Kindness in Real Life: Local churches welcome refugees
It’s said it takes a village, and Old Lyme is home to such a village. Old Lyme and its surrounding communities have a long history of welcoming refugees from war-torn regions across the globe, resettling families from Laos, Burma and Rwanda.
In the spring of 2016, in response to the worldwide refugee crisis, Christ the King Roman Catholic Church, First Congregational Church Old Lyme, and St. Ann’s Episcopal Church created a new, ecumenical Refugee Resettlement Committee with the goal of helping newly arrived refugees adapt and thrive in their new home.
The committee draws volunteers from several local towns and works closely with Integrated Refugee and Immigrant Services in New Haven. IRIS is a non-sectarian, independent non-profit refugee resettlement agency that has welcomed more than 5,000 refugees to Connecticut since 1982.
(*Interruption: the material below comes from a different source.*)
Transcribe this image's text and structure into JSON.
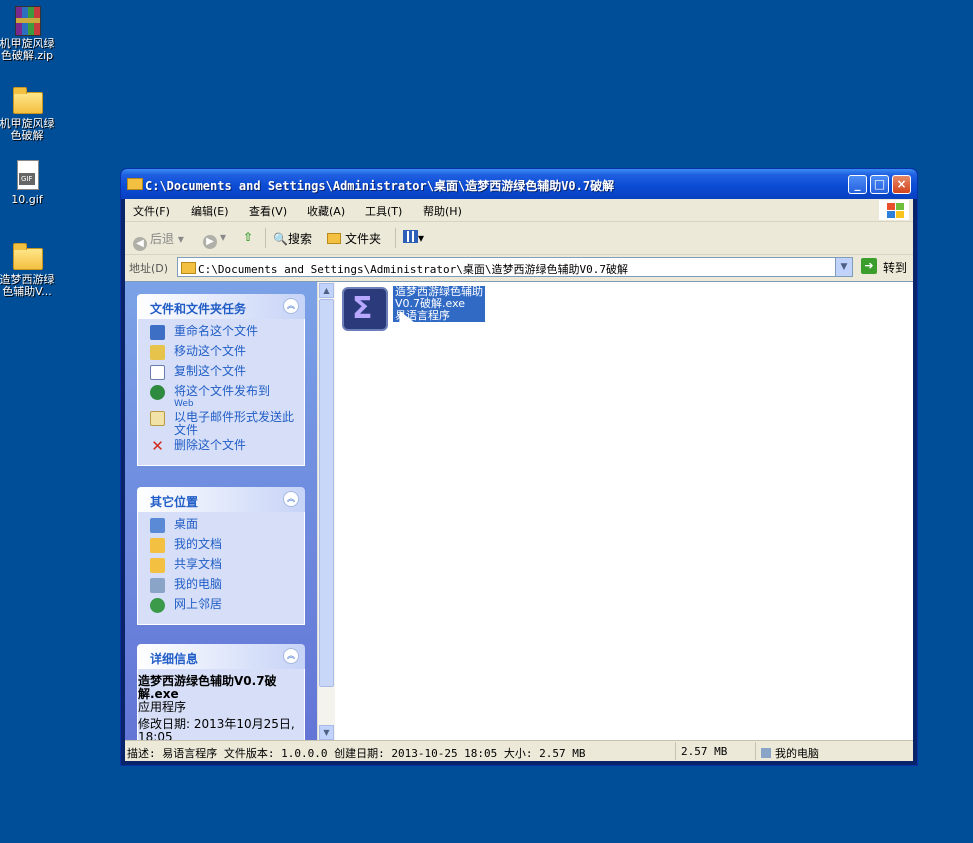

Over the past two years the group has welcomed a refugee family from Syria and a Puerto Rican family whose house was destroyed by Hurricane Maria. Thanks to generous financial donations and volunteer help, the committee is able to provide temporary housing, access to social services and medical care, transportation, educational support and employment opportunities, always working toward each family’s self-sufficiency and independence.
Recently the committee has welcomed a family from Africa. As citizens of the Republic of Congo, located in west-central Africa, Martine Kabanga and Joseph Kazadi were forced to leave their home in May 2012 with three of their four children: Miriama, Drysile and Joey. Tragically, their 20-year-old son, Shadrack Olivier, and Martine’s brother, Bertrand, did not escape with them.
Because of Martine’s activities as a journalist writing articles about human rights and Joseph’s profession as an attorney, they faced insecurity and persecution. After they fled the Republic of the Congo, they spent one year in refugee camps in Kakuma and then relocated to Nairobi for three years, arriving in the United States in 2016.
Their lives have been very difficult and filled with stress and trauma. Even though they are safe here, unexpected events can remind them of all they have endured.
The family is grateful for the opportunity to live in the United States. Their “heroes” are all Americans who stand with refugees and welcome them into the United States, the staff of IRIS who helped the family begin the resettlement process, and now the people of Old Lyme who have opened their hearts and hands to welcome and support them. For the next year they will reside in the refugee house in Old Lyme and then seek a permanent residence. Their three children are enrolled in Old Lyme schools. Joseph often says “May God bless America and Old Lyme.” The committee feels blessed by their presence.
The Refugee Resettlement Committee is always looking for volunteers and donations of time and resources. Contact can be made through any of the Old Lyme churches or the Refugee Resettlement Committee, 2 Ferry Rd, Old Lyme, CT 06371.
Carol Carlson is treasurer of the Refugee Resettlement Committee of Old Lyme.
To submit an item for Kindness in Real Life, email firstname.lastname@example.org.
Stories that may interest you
Aquarion Water Company announced a crew will be working from midnight Wednesday to 8 a.m. Thursday at the intersection of Route 1 and Pearl Street in Mystic as part of its water main replacement project.
The bridge deck will be replaced in a $1.89 million project.
The Groton Family Farm has announced that it is welcoming people to enjoy a daylong line up of musical performances, from the electric ukulele to beat boxing to a swing band, on Friday as part of Make Music Day.
Mayor Ron McDaniel recently announced he will seek a third term as the town executive.